WORK REQUEST:
Quote every line of the data below as it stands, omitting pictures.
####################
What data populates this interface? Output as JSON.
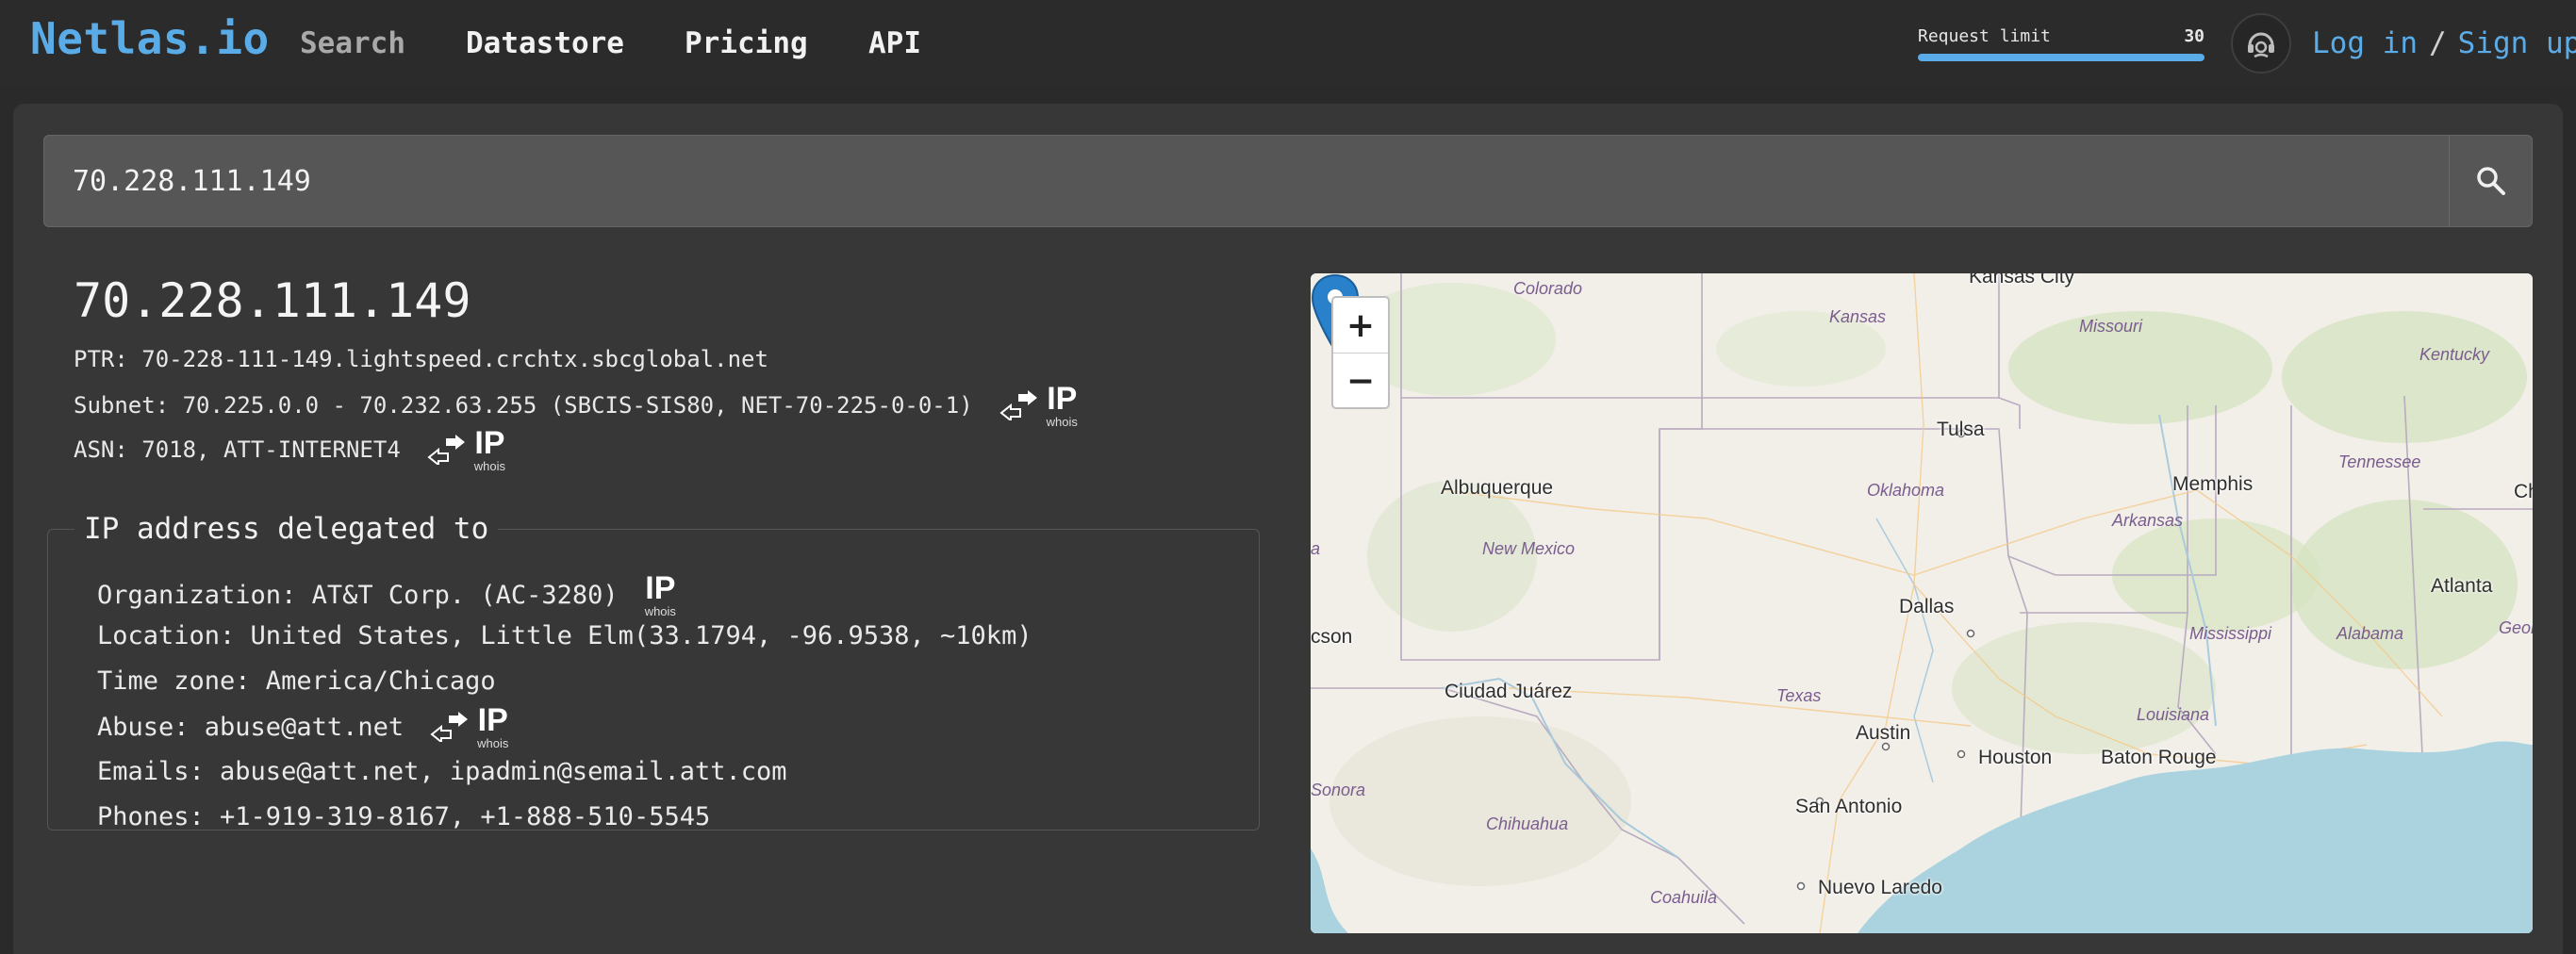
{
  "nav": {
    "brand": "Netlas.io",
    "links": [
      "Search",
      "Datastore",
      "Pricing",
      "API"
    ],
    "request_limit": {
      "label": "Request limit",
      "count": "30",
      "fill_fraction": 1.0
    },
    "login": "Log in",
    "separator": "/",
    "signup": "Sign up"
  },
  "search": {
    "value": "70.228.111.149",
    "icon": "search-icon"
  },
  "ip": {
    "title": "70.228.111.149",
    "ptr": "PTR: 70-228-111-149.lightspeed.crchtx.sbcglobal.net",
    "subnet": "Subnet: 70.225.0.0 - 70.232.63.255 (SBCIS-SIS80, NET-70-225-0-0-1)",
    "asn": "ASN: 7018, ATT-INTERNET4"
  },
  "whois_badge": {
    "main": "IP",
    "sub": "whois"
  },
  "delegation": {
    "legend": "IP address delegated to",
    "organization": "Organization: AT&T Corp. (AC-3280)",
    "location": "Location: United States, Little Elm(33.1794, -96.9538, ~10km)",
    "timezone": "Time zone: America/Chicago",
    "abuse": "Abuse: abuse@att.net",
    "emails": "Emails: abuse@att.net, ipadmin@semail.att.com",
    "phones": "Phones: +1-919-319-8167, +1-888-510-5545"
  },
  "map": {
    "zoom_in": "+",
    "zoom_out": "−",
    "cities": [
      "Kansas City",
      "Tulsa",
      "Memphis",
      "Albuquerque",
      "Dallas",
      "Atlanta",
      "Ciudad Juárez",
      "Austin",
      "Houston",
      "Baton Rouge",
      "San Antonio",
      "Nuevo Laredo",
      "cson",
      "Ch"
    ],
    "states": [
      "Colorado",
      "Kansas",
      "Missouri",
      "Kentucky",
      "Oklahoma",
      "Tennessee",
      "New Mexico",
      "Arkansas",
      "Mississippi",
      "Alabama",
      "Georgi",
      "Texas",
      "Louisiana",
      "Sonora",
      "Chihuahua",
      "Coahuila",
      "a"
    ]
  },
  "colors": {
    "brand": "#5aace9",
    "link": "#5aace9",
    "request_bar": "#5aace9",
    "water": "#aad3df",
    "marker": "#2a81cb"
  }
}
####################
EXERCISE RESULT:
What data populates this interface? Output as JSON.
{
  "nav": {
    "brand": "Netlas.io",
    "links": [
      "Search",
      "Datastore",
      "Pricing",
      "API"
    ],
    "request_limit": {
      "label": "Request limit",
      "count": "30",
      "fill_fraction": 1.0
    },
    "login": "Log in",
    "separator": "/",
    "signup": "Sign up"
  },
  "search": {
    "value": "70.228.111.149",
    "icon": "search-icon"
  },
  "ip": {
    "title": "70.228.111.149",
    "ptr": "PTR: 70-228-111-149.lightspeed.crchtx.sbcglobal.net",
    "subnet": "Subnet: 70.225.0.0 - 70.232.63.255 (SBCIS-SIS80, NET-70-225-0-0-1)",
    "asn": "ASN: 7018, ATT-INTERNET4"
  },
  "whois_badge": {
    "main": "IP",
    "sub": "whois"
  },
  "delegation": {
    "legend": "IP address delegated to",
    "organization": "Organization: AT&T Corp. (AC-3280)",
    "location": "Location: United States, Little Elm(33.1794, -96.9538, ~10km)",
    "timezone": "Time zone: America/Chicago",
    "abuse": "Abuse: abuse@att.net",
    "emails": "Emails: abuse@att.net, ipadmin@semail.att.com",
    "phones": "Phones: +1-919-319-8167, +1-888-510-5545"
  },
  "map": {
    "zoom_in": "+",
    "zoom_out": "−",
    "cities": [
      "Kansas City",
      "Tulsa",
      "Memphis",
      "Albuquerque",
      "Dallas",
      "Atlanta",
      "Ciudad Juárez",
      "Austin",
      "Houston",
      "Baton Rouge",
      "San Antonio",
      "Nuevo Laredo",
      "cson",
      "Ch"
    ],
    "states": [
      "Colorado",
      "Kansas",
      "Missouri",
      "Kentucky",
      "Oklahoma",
      "Tennessee",
      "New Mexico",
      "Arkansas",
      "Mississippi",
      "Alabama",
      "Georgi",
      "Texas",
      "Louisiana",
      "Sonora",
      "Chihuahua",
      "Coahuila",
      "a"
    ]
  },
  "colors": {
    "brand": "#5aace9",
    "link": "#5aace9",
    "request_bar": "#5aace9",
    "water": "#aad3df",
    "marker": "#2a81cb"
  }
}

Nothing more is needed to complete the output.